After 140 days of drilling in the Tasman Sea, involving 158,000 people hours, Shell Todd Oil Services Limited (STOS) completed its Ruru exploration campaign with zero injuries and no near-misses.
The project used the Kan Tan IV and involved around the clock drilling between October 2014 and January 2015. The target was 5,100 metres below the sea floor and there were approximately 250 workers on the campaign, 75 per cent of them Kiwis. The technical and equipment challenges were significant.
STOS has a zealous health and safety standard known as ‘Goal Zero’ which aims to ensure operations do no harm to either people or the environment.
The challenge, in the venture’s first exploration campaign since the Macondo disaster in the Gulf of Mexico in 2010, was how to transform a heavy manual of safety processes into an on-site culture where everyone believed zero harm was achievable.
Goal Zero is founded on three ‘Golden Rules’: comply with all rules; intervene if you see an unsafe situation; and respect your neighbours. Additionally, there are 12 ‘Life Saving Rules’ to implement the company’s health and safety standards.
All senior leaders physically signed up to the Goal Zero approach and this extended to regular rig visits from senior leadership. This provided visible safety leadership and a show of commitment.
STOS says a ‘Hearts and Minds’ methodology and a ‘One Team’ approach were crucial to the health and safety strategy for the campaign. The crusade was led by the Owen Hey, general manager for well delivery at STOS.
Hearts and Minds is about personal responsibility, individual consequences and proactive interventions, where everyone is equal and has the same goals.
Hey wanted to avoid prescriptive approaches and micro-management of staff. He also made it very clear to the team that pauses in the schedule were acceptable to ensure Goal Zero. This behaviour became the norm throughout the team.

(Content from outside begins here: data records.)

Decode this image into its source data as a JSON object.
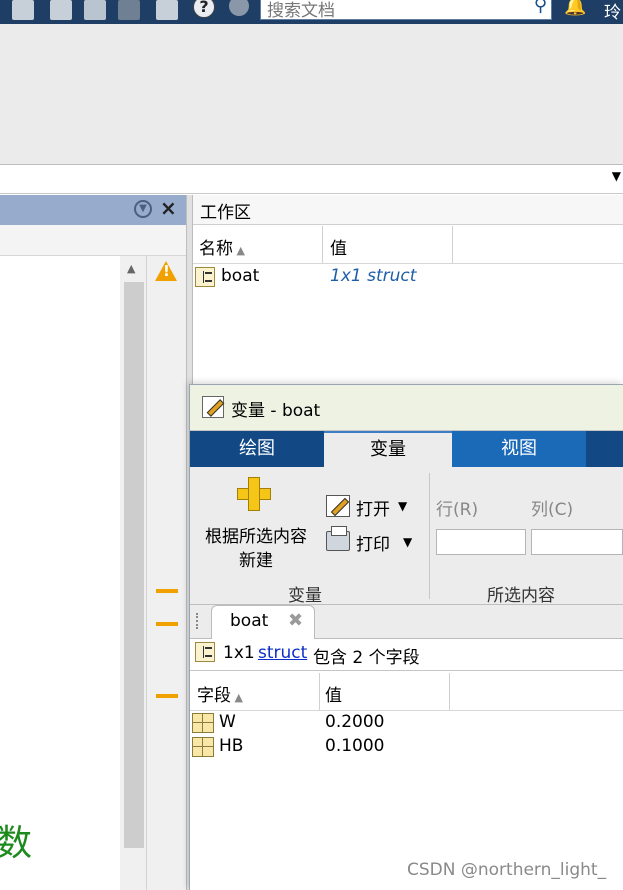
{
  "toolbar": {
    "search_placeholder": "搜索文档",
    "help_symbol": "?",
    "user_name": "玲"
  },
  "command_window": {
    "partial_text": "数"
  },
  "workspace": {
    "title": "工作区",
    "col_name": "名称",
    "col_value": "值",
    "rows": [
      {
        "name": "boat",
        "value": "1x1 struct"
      }
    ]
  },
  "variables_editor": {
    "title": "变量 - boat",
    "tabs": [
      "绘图",
      "变量",
      "视图"
    ],
    "new_from_selection": [
      "根据所选内容",
      "新建"
    ],
    "open_label": "打开",
    "print_label": "打印",
    "section_variable": "变量",
    "row_label": "行(R)",
    "col_label": "列(C)",
    "section_selection": "所选内容",
    "doc_tab": "boat",
    "struct_info": {
      "size": "1x1",
      "link": "struct",
      "rest": "包含 2 个字段"
    },
    "field_col_name": "字段",
    "field_col_value": "值",
    "fields": [
      {
        "name": "W",
        "value": "0.2000"
      },
      {
        "name": "HB",
        "value": "0.1000"
      }
    ]
  },
  "watermark": "CSDN @northern_light_",
  "colors": {
    "accent_blue": "#124984",
    "warning": "#f0a000",
    "command_green": "#1c8a1c",
    "struct_value": "#1f5fa8"
  }
}
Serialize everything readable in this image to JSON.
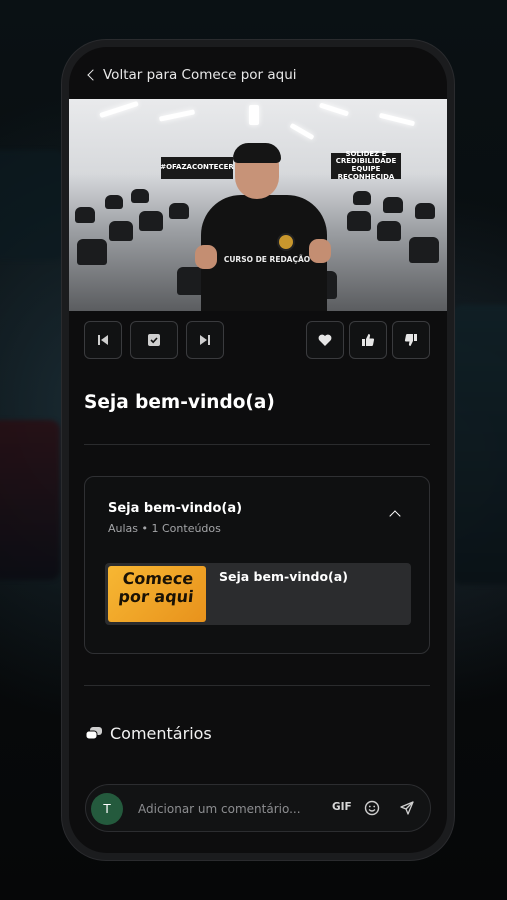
{
  "header": {
    "back_label": "Voltar para Comece por aqui"
  },
  "video": {
    "banner_left": "#OFAZACONTECER",
    "banner_right": "SOLIDEZ E CREDIBILIDADE EQUIPE RECONHECIDA",
    "shirt_text": "CURSO DE REDAÇÃO"
  },
  "controls": {
    "icons": [
      "skip-previous-icon",
      "check-square-icon",
      "skip-next-icon",
      "heart-icon",
      "thumbs-up-icon",
      "thumbs-down-icon"
    ]
  },
  "lesson": {
    "title": "Seja bem-vindo(a)"
  },
  "module": {
    "title": "Seja bem-vindo(a)",
    "subtitle": "Aulas • 1 Conteúdos",
    "items": [
      {
        "thumb_text": "Comece por aqui",
        "title": "Seja bem-vindo(a)"
      }
    ]
  },
  "comments": {
    "heading": "Comentários",
    "avatar_initial": "T",
    "placeholder": "Adicionar um comentário...",
    "gif_label": "GIF"
  },
  "colors": {
    "background": "#0d0d0e",
    "avatar": "#245a3d",
    "thumb": "#f7b733"
  }
}
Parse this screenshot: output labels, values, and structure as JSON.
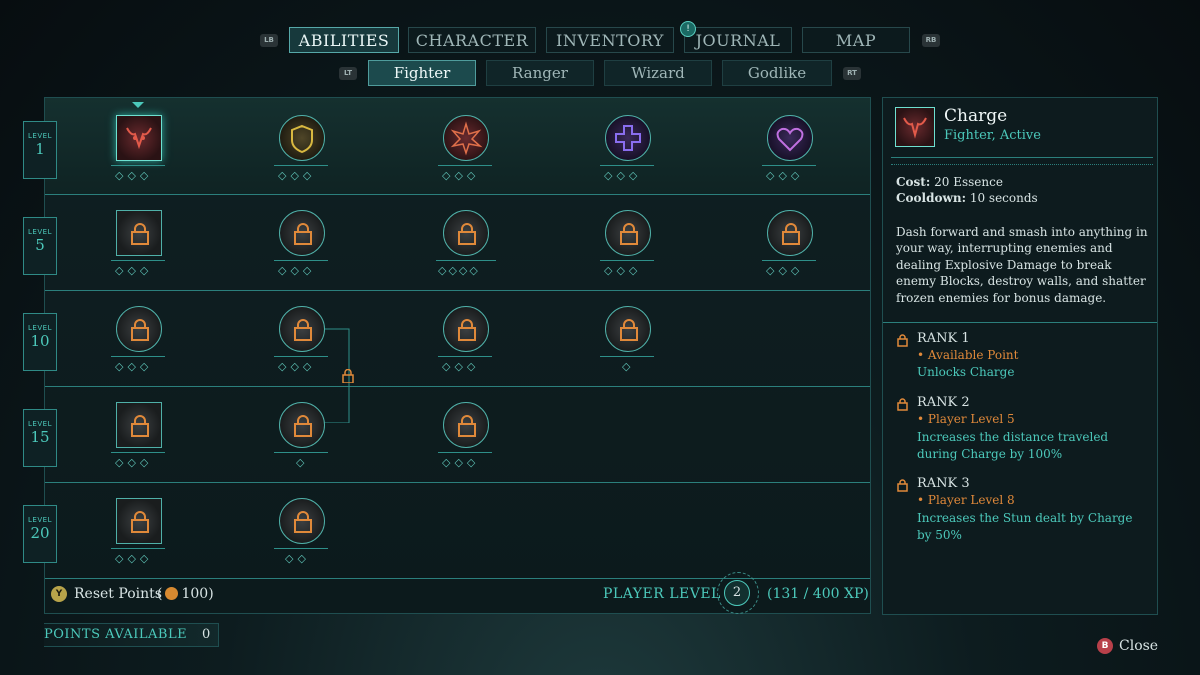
{
  "nav": {
    "lb": "LB",
    "rb": "RB",
    "lt": "LT",
    "rt": "RT",
    "tabs": [
      {
        "label": "ABILITIES",
        "active": true
      },
      {
        "label": "CHARACTER",
        "active": false
      },
      {
        "label": "INVENTORY",
        "active": false
      },
      {
        "label": "JOURNAL",
        "active": false
      },
      {
        "label": "MAP",
        "active": false
      }
    ],
    "journal_alert": "!",
    "subtabs": [
      {
        "label": "Fighter",
        "active": true
      },
      {
        "label": "Ranger",
        "active": false
      },
      {
        "label": "Wizard",
        "active": false
      },
      {
        "label": "Godlike",
        "active": false
      }
    ]
  },
  "tree": {
    "level_word": "LEVEL",
    "levels": [
      "1",
      "5",
      "10",
      "15",
      "20"
    ]
  },
  "footer": {
    "reset_button": "Y",
    "reset_label": "Reset Points",
    "reset_cost": "100",
    "player_level_label": "PLAYER LEVEL",
    "player_level": "2",
    "xp": "(131 / 400 XP)",
    "points_available_label": "POINTS AVAILABLE",
    "points_available": "0",
    "close_button": "B",
    "close_label": "Close"
  },
  "detail": {
    "title": "Charge",
    "subtitle": "Fighter, Active",
    "cost_label": "Cost:",
    "cost_value": "20 Essence",
    "cooldown_label": "Cooldown:",
    "cooldown_value": "10 seconds",
    "description": "Dash forward and smash into anything in your way, interrupting enemies and dealing Explosive Damage to break enemy Blocks, destroy walls, and shatter frozen enemies for bonus damage.",
    "ranks": [
      {
        "title": "RANK 1",
        "req": "• Available Point",
        "text": "Unlocks Charge"
      },
      {
        "title": "RANK 2",
        "req": "• Player Level 5",
        "text": "Increases the distance traveled during Charge by 100%"
      },
      {
        "title": "RANK 3",
        "req": "• Player Level 8",
        "text": "Increases the Stun dealt by Charge by 50%"
      }
    ]
  },
  "colors": {
    "accent": "#4cc9bb",
    "requirement": "#e0893a",
    "lock": "#e0893a"
  }
}
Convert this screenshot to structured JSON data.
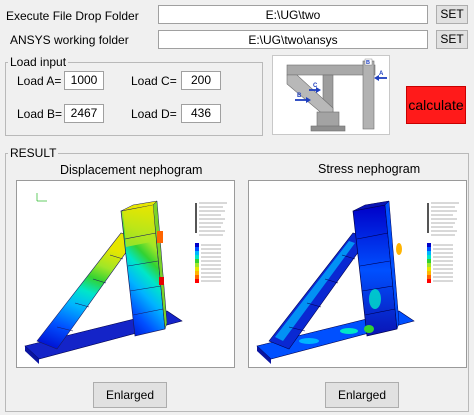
{
  "drop_folder": {
    "label": "Execute File Drop Folder",
    "value": "E:\\UG\\two",
    "set_label": "SET"
  },
  "ansys_folder": {
    "label": "ANSYS working folder",
    "value": "E:\\UG\\two\\ansys",
    "set_label": "SET"
  },
  "load_input": {
    "title": "Load input",
    "a": {
      "label": "Load A=",
      "value": "1000"
    },
    "b": {
      "label": "Load B=",
      "value": "2467"
    },
    "c": {
      "label": "Load C=",
      "value": "200"
    },
    "d": {
      "label": "Load D=",
      "value": "436"
    }
  },
  "diagram": {
    "labels": [
      "A",
      "B",
      "C"
    ]
  },
  "calculate_label": "calculate",
  "result": {
    "title": "RESULT",
    "displacement": {
      "title": "Displacement nephogram",
      "enlarge_label": "Enlarged"
    },
    "stress": {
      "title": "Stress nephogram",
      "enlarge_label": "Enlarged"
    }
  },
  "colors": {
    "calculate": "#ff1a1a",
    "arrow": "#1f3fbf",
    "contour": [
      "#0000c8",
      "#0050ff",
      "#00b4ff",
      "#00e6c8",
      "#32d232",
      "#a0e628",
      "#e6e600",
      "#ffb400",
      "#ff6400",
      "#ff0000"
    ]
  },
  "icons": [
    "arrow-a-icon",
    "arrow-b-icon",
    "arrow-c-icon"
  ]
}
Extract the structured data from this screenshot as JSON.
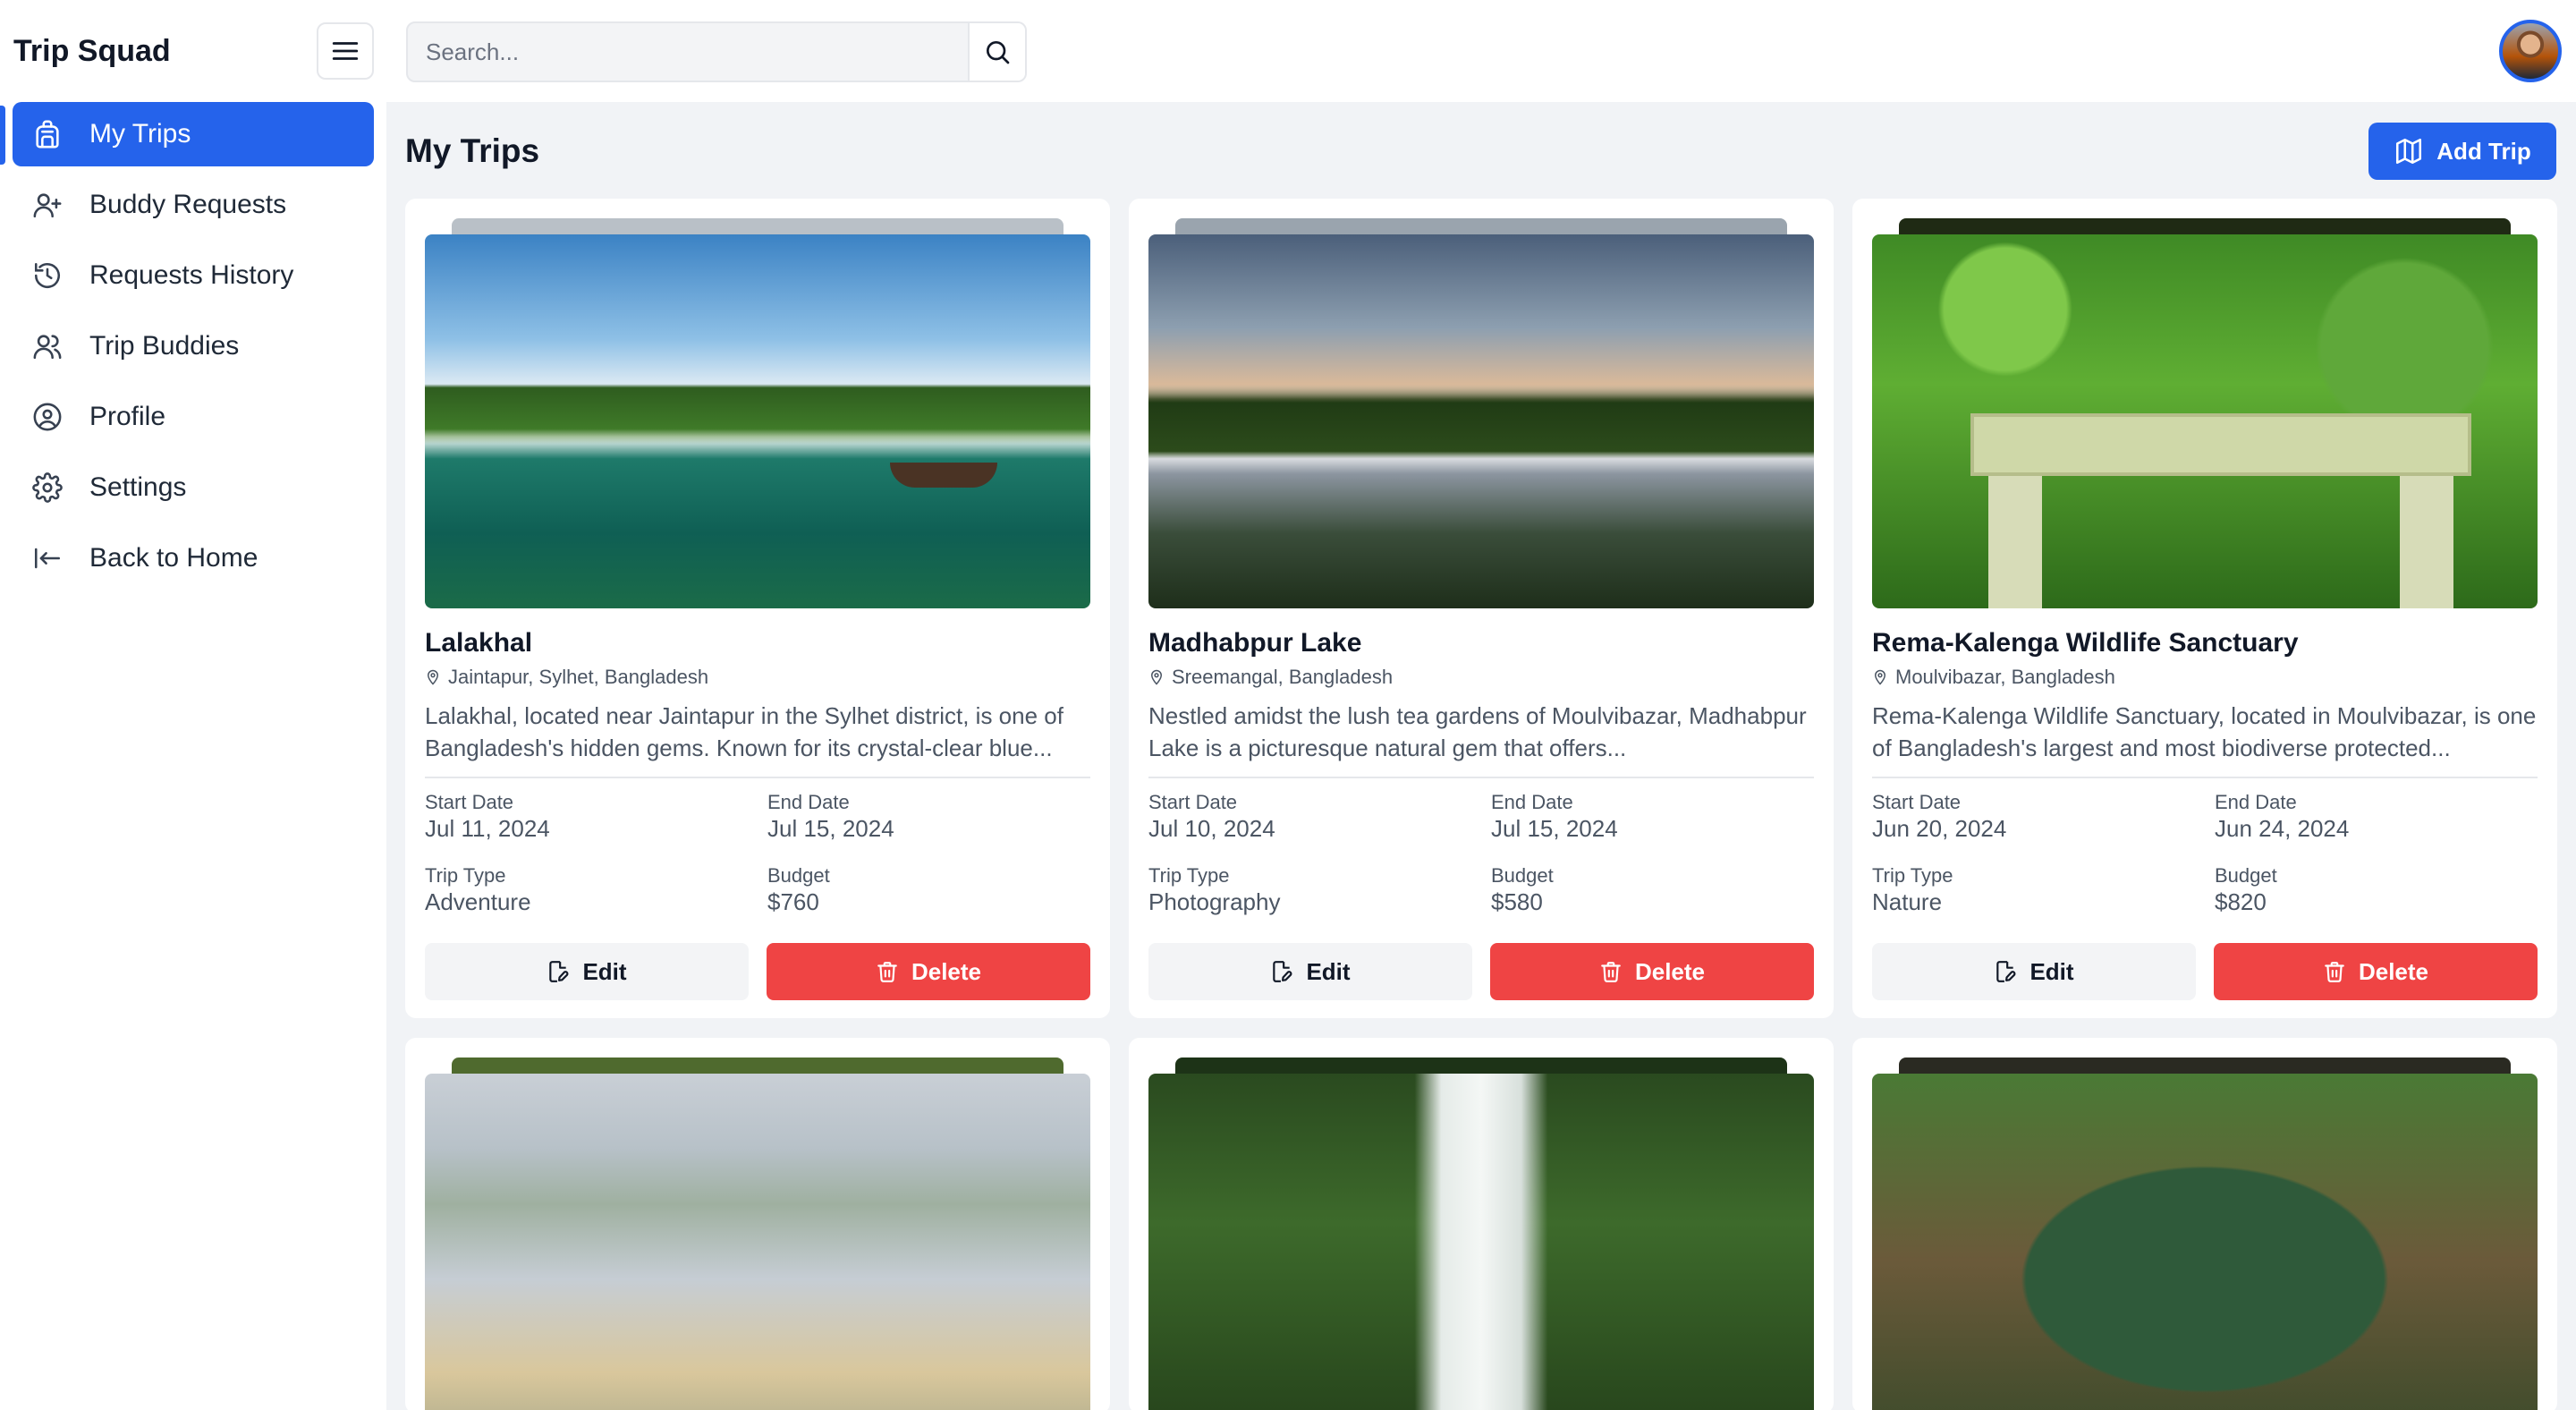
{
  "app": {
    "brand": "Trip Squad"
  },
  "sidebar": {
    "items": [
      {
        "label": "My Trips",
        "icon": "backpack-icon",
        "active": true
      },
      {
        "label": "Buddy Requests",
        "icon": "user-plus-icon"
      },
      {
        "label": "Requests History",
        "icon": "history-icon"
      },
      {
        "label": "Trip Buddies",
        "icon": "users-icon"
      },
      {
        "label": "Profile",
        "icon": "user-circle-icon"
      },
      {
        "label": "Settings",
        "icon": "gear-icon"
      },
      {
        "label": "Back to Home",
        "icon": "arrow-left-to-line-icon"
      }
    ]
  },
  "search": {
    "placeholder": "Search...",
    "value": ""
  },
  "main": {
    "title": "My Trips",
    "add_label": "Add Trip",
    "labels": {
      "start": "Start Date",
      "end": "End Date",
      "type": "Trip Type",
      "budget": "Budget",
      "edit": "Edit",
      "delete": "Delete"
    },
    "trips": [
      {
        "title": "Lalakhal",
        "location": "Jaintapur, Sylhet, Bangladesh",
        "description": "Lalakhal, located near Jaintapur in the Sylhet district, is one of Bangladesh's hidden gems. Known for its crystal-clear blue...",
        "start": "Jul 11, 2024",
        "end": "Jul 15, 2024",
        "type": "Adventure",
        "budget": "$760"
      },
      {
        "title": "Madhabpur Lake",
        "location": "Sreemangal, Bangladesh",
        "description": "Nestled amidst the lush tea gardens of Moulvibazar, Madhabpur Lake is a picturesque natural gem that offers...",
        "start": "Jul 10, 2024",
        "end": "Jul 15, 2024",
        "type": "Photography",
        "budget": "$580"
      },
      {
        "title": "Rema-Kalenga Wildlife Sanctuary",
        "location": "Moulvibazar, Bangladesh",
        "description": "Rema-Kalenga Wildlife Sanctuary, located in Moulvibazar, is one of Bangladesh's largest and most biodiverse protected...",
        "start": "Jun 20, 2024",
        "end": "Jun 24, 2024",
        "type": "Nature",
        "budget": "$820"
      }
    ]
  },
  "colors": {
    "primary": "#2563eb",
    "danger": "#ef4444"
  }
}
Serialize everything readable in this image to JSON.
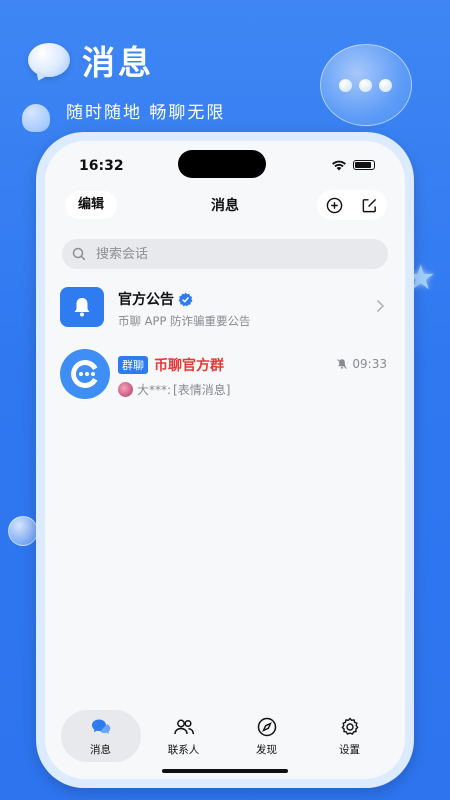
{
  "promo": {
    "title": "消息",
    "subtitle": "随时随地 畅聊无限"
  },
  "status_bar": {
    "time": "16:32",
    "icons": [
      "wifi-icon",
      "battery-icon"
    ]
  },
  "nav": {
    "edit_label": "编辑",
    "title": "消息",
    "actions": [
      "add-circle-icon",
      "compose-icon"
    ]
  },
  "search": {
    "placeholder": "搜索会话"
  },
  "conversations": [
    {
      "title": "官方公告",
      "verified": true,
      "subtitle": "币聊 APP 防诈骗重要公告",
      "icon": "bell-icon"
    },
    {
      "tag": "群聊",
      "title": "币聊官方群",
      "time": "09:33",
      "muted": true,
      "sender": "大***:",
      "last_message": "[表情消息]",
      "icon": "chat-logo-icon"
    }
  ],
  "tabs": [
    {
      "label": "消息",
      "icon": "chat-icon",
      "active": true
    },
    {
      "label": "联系人",
      "icon": "contacts-icon",
      "active": false
    },
    {
      "label": "发现",
      "icon": "compass-icon",
      "active": false
    },
    {
      "label": "设置",
      "icon": "settings-icon",
      "active": false
    }
  ],
  "colors": {
    "background": "#3f86f4",
    "accent": "#2f7bf0",
    "group_title": "#e53935"
  }
}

Health and safety planning for the Ruru campaign began six months before drilling started, with a focus on contractor management. This saw joint safety improvement plans and safety critical controls developed for all activities.
The team’s induction saw people attend one of 10, day-long introductory courses, where all crew members heard from Lisa Tamati, a local celebrity. Her message: 100 pairs of eyes are better than two and that
Other initiatives included training or tips for stopping a job if it was unsafe, and the use of STOP cards to allow crew to share intervention experiences. The best STOP card was rewarded at morning meetings. There were up to 100 cards received each day, resulting in a normalised safety-first approach that empowered team members to intervene.
STOS evolved the common industry practice of having a safety coach on board by providing assist and assure safety engineers. The engineers knew all of the crew and were able to provide instant, practical advice and on-the-job audits.
Safety performance was also celebrated with monetary rewards. The team collectively set a target 50 per cent based on health and safety and 50 per cent based on efficiency. Goals were reviewed weekly and an Olympic-style reward system helped add a fun culture which extended safety conversations into non-work or off-shift times.
STOS says Zero Harm @ Ruru has changed the safety drilling culture in New Zealand. Learnings from the campaign have been shared with the wider Shell Group and the industry in New Zealand.
The Health and Safety Initiative of the Year award category is sponsored by The Electricity Networks' Association